+++ LISTED ENTRIES

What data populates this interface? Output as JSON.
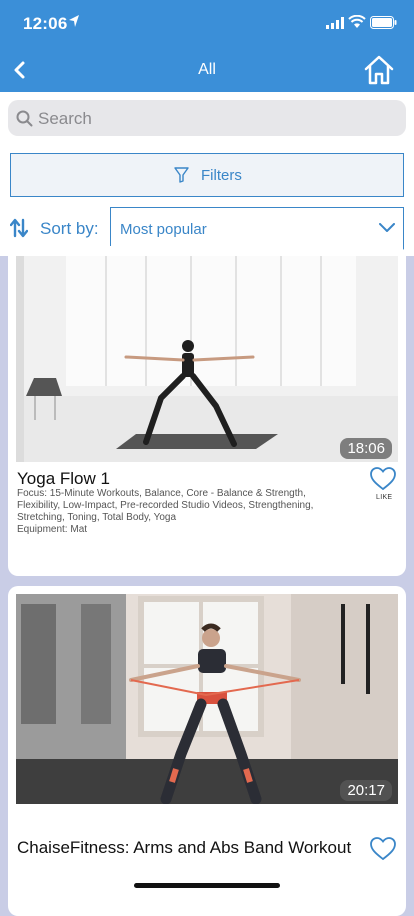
{
  "status_bar": {
    "time": "12:06"
  },
  "nav": {
    "title": "All"
  },
  "search": {
    "placeholder": "Search"
  },
  "filters": {
    "label": "Filters"
  },
  "sort": {
    "label": "Sort by:",
    "value": "Most popular"
  },
  "colors": {
    "accent": "#3b8fd8",
    "link": "#3a86c8",
    "background": "#c9cde6"
  },
  "workouts": [
    {
      "title": "Yoga Flow 1",
      "duration": "18:06",
      "focus": "Focus: 15-Minute Workouts, Balance, Core - Balance & Strength, Flexibility, Low-Impact, Pre-recorded Studio Videos, Strengthening, Stretching, Toning, Total Body, Yoga",
      "equipment": "Equipment: Mat",
      "like_label": "LIKE"
    },
    {
      "title": "ChaiseFitness: Arms and Abs Band Workout",
      "duration": "20:17"
    }
  ]
}
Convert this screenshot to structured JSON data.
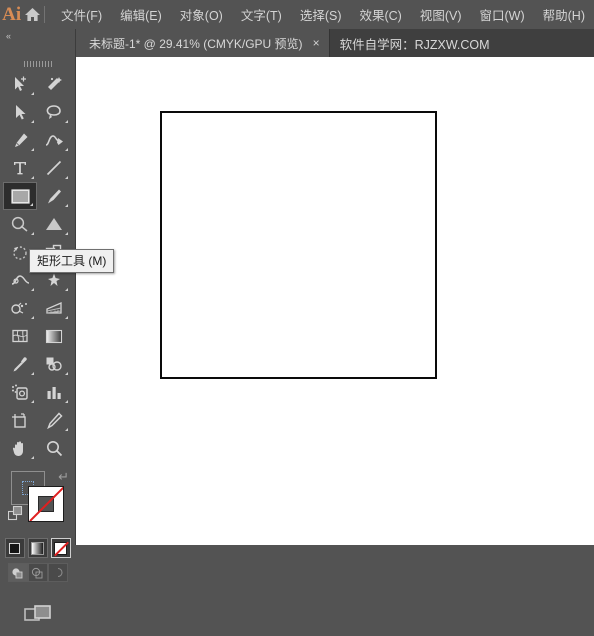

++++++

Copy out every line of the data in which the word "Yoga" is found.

### EXERCISE RESULT
      "title": "Yoga Flow 1",
      "focus": "Focus: 15-Minute Workouts, Balance, Core - Balance & Strength, Flexibility, Low-Impact, Pre-recorded Studio Videos, Strengthening, Stretching, Toning, Total Body, Yoga",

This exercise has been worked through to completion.